# Requirement:
When a line in the data below includes "Member", count it; then give only the total.

[Website and app data records]
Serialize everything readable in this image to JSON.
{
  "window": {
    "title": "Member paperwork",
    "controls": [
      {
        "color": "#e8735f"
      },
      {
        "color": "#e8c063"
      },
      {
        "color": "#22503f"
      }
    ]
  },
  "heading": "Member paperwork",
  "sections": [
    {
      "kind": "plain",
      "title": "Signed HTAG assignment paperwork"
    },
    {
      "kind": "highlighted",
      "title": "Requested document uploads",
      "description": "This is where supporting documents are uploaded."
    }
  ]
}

# Written answer:
2